Matt Hannah – Dreamland


Matt Hannah’s first album Let the Lonely Fade received a lot of much deserved praise upon release, but his new album Dreamland outstrips that 2014 effort while still remaining part and parcel of the same artistic vision. Hannah has written and recorded ten songs diving deep into a highly individualized experience and a number of able musicians assist him in realizing the potential of this collection. The Michigan native and Minneapolis based singer/songwriter stands out in a crowded field of would be songsmiths for his distinctive musical vocabulary and songwriting that is, invariably, one half spectacular updating of traditional musical values and the other half intimate performed poetry. His vocal delivery will remind many genre devotees of the weathered tone adopted by singers like James McMurtry and Townes Van Zandt, but Matt Hannah’s singing isn’t imitative. It exists within a long tradition and Dreamland illustrates how he occupies his own particular niche.

It’s always a sign of immense confidence when a performer opens their album with the title song. The slot is key on any release – in some senses, it defines everything around it and serves as a sort of lodestar shining its light across the work’s expanse. “Dreamland” is no different. It provides a critical reference point for anyone who decides to go further and examines the album’s biggest themes with easy, but well selected, language. The album’s second track “Broken Hearts & Broken Bones” has forceful acoustic guitar playing at its foundation, but there are recurring blasts of electric guitar dropped in throughout the duration of the track. These touches add some much needed sonic theatrics to an otherwise solid song and Hannah’s voice doesn’t sound at all out of place juxtaposed against those moments. The lyrics also have a slightly hard-bitten quality they share with few of Hannah’s other musings on the album. A gossamer thin layer of keyboards brings some discreet color to “Banks of the Mississippi” and there’s some ghostly percussion laying down a rhythm, but the song is largely dominated by Hannah’s carefully handled acoustic guitar and attentive vocals.

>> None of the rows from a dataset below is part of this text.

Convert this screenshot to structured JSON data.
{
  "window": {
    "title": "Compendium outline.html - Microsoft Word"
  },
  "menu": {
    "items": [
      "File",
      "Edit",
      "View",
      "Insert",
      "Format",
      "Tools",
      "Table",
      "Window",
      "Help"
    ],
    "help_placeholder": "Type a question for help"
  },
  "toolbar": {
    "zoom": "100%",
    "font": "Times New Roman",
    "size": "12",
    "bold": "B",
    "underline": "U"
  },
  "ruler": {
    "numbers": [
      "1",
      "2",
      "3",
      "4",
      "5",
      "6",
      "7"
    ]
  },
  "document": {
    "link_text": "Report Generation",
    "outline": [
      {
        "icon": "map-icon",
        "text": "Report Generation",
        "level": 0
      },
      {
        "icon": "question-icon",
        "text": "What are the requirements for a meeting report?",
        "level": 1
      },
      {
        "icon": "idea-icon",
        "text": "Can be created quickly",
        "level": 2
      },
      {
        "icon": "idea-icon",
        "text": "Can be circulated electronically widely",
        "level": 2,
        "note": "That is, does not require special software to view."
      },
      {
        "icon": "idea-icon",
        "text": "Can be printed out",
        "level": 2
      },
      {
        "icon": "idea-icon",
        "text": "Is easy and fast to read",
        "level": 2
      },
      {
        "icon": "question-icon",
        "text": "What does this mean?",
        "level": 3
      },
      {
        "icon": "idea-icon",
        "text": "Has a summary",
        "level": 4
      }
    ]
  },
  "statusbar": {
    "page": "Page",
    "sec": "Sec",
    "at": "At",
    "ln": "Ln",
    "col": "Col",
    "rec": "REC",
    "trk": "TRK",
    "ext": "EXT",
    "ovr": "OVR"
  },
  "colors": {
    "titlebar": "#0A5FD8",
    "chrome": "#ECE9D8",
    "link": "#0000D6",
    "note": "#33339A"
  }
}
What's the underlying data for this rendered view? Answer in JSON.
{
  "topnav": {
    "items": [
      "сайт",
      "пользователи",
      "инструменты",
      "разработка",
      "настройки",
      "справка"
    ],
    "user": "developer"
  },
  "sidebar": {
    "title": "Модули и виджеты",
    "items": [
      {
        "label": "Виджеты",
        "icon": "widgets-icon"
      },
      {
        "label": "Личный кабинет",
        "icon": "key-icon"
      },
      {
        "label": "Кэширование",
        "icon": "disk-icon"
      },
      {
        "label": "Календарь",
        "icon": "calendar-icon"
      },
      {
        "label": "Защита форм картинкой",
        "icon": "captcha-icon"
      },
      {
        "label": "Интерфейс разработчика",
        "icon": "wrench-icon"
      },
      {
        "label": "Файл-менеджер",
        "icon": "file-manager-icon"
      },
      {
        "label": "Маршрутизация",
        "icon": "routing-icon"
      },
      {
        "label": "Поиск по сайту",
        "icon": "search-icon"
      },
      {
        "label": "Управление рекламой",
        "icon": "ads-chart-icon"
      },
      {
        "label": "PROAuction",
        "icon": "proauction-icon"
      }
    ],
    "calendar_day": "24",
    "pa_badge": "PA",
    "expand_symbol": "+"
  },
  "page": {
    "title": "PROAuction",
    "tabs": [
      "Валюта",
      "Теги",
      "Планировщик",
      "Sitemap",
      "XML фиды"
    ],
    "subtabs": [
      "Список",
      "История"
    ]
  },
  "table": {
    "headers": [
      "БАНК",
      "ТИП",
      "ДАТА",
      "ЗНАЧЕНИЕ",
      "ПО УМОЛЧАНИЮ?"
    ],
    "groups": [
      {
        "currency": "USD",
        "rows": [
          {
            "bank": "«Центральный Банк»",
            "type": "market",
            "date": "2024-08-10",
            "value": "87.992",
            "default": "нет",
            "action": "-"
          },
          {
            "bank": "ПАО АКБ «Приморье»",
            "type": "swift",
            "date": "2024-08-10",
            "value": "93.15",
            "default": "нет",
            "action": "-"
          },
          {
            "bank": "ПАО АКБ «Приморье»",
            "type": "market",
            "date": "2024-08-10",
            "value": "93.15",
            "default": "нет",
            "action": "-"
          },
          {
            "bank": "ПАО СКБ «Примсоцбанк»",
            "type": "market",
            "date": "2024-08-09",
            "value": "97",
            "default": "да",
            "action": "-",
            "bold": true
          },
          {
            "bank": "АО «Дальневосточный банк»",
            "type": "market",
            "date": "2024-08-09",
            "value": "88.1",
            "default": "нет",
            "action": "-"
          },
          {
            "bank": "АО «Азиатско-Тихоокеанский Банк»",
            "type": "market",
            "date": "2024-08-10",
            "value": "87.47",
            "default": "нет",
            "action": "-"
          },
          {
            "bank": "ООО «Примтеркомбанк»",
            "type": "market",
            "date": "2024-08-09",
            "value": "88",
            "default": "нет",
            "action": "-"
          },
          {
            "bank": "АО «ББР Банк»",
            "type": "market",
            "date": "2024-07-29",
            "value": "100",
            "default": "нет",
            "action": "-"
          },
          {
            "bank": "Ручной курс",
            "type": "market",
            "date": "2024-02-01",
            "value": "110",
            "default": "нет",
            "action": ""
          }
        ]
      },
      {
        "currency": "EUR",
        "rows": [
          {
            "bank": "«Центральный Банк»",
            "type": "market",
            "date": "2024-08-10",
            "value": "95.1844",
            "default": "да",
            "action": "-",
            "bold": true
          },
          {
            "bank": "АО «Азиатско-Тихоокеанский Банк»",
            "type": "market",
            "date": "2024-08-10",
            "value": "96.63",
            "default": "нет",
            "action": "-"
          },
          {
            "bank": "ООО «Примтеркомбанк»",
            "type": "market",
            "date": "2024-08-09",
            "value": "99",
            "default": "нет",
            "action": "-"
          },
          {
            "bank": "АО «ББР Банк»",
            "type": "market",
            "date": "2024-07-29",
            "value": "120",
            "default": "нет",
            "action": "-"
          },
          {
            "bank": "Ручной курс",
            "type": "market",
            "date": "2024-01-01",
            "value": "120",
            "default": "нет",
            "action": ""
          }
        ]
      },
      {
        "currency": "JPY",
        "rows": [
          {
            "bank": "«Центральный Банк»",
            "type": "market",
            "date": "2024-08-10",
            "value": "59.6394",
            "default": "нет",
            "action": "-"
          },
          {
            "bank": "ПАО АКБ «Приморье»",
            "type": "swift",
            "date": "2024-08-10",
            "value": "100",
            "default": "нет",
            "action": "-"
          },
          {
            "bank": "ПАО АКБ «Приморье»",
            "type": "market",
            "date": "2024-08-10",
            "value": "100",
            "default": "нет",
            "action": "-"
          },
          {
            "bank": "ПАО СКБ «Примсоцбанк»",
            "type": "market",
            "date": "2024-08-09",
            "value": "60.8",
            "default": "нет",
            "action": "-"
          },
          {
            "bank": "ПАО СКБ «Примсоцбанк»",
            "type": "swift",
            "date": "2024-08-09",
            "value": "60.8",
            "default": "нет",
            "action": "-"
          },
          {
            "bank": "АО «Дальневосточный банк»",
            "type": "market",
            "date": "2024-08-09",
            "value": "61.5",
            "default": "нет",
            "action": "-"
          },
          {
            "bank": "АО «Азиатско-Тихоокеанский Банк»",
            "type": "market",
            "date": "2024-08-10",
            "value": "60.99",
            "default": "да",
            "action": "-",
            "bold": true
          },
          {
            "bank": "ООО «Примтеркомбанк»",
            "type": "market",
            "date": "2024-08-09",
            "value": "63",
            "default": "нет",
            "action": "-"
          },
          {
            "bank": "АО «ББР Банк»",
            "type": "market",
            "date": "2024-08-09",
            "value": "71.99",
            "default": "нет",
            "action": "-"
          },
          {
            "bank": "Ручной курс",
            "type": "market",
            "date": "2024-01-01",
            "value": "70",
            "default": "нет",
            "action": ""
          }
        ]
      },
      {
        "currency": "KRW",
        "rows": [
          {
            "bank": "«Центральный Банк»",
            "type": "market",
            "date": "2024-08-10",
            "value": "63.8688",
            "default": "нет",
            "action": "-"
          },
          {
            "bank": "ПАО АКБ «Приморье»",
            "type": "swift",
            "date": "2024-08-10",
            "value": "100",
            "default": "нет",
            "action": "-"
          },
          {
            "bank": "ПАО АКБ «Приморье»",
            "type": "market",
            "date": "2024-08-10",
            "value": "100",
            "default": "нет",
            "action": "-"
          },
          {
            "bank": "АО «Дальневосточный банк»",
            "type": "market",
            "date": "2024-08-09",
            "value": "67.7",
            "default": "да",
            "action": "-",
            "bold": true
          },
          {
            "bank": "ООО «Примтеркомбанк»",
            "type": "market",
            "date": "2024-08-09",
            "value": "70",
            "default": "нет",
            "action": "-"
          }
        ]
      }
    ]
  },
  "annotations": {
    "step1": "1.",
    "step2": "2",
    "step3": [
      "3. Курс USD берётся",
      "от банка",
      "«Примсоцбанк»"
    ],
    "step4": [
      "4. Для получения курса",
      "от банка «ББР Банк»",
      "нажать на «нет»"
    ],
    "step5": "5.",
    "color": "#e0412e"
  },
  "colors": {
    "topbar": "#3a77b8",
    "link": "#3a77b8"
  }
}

There’s a nice bounce to “Set Free” further accentuated by a sharply phrased electric guitar line, but it’s how Hannah’s laconic vocals play off against the accompaniment that gives this song much of its musical character. The lyrics utilize some familiar tropes in a way that other songs on Dreamland do not, but Hannah’s singing makes a big difference in how those lines come off. An understated, chiming melody carries much of “The Night Is My Home”, but the evocative detail in the lyrics and Hannah’s hard won delivery are the song’s marquee elements. The percussion and electric guitar parts adorning “Different Kind of Light” help make it a different kind of song from the rest of the pack and he varies his vocal delivery accordingly depending on the band around hm. Dreamland is some heady fare, but Matt Hannah keeps it accessible throughout and distinguishes the songwriting with the same impressive intelligence that helped Let the Lonely Fade stand out from the pack.


9 out of 10 stars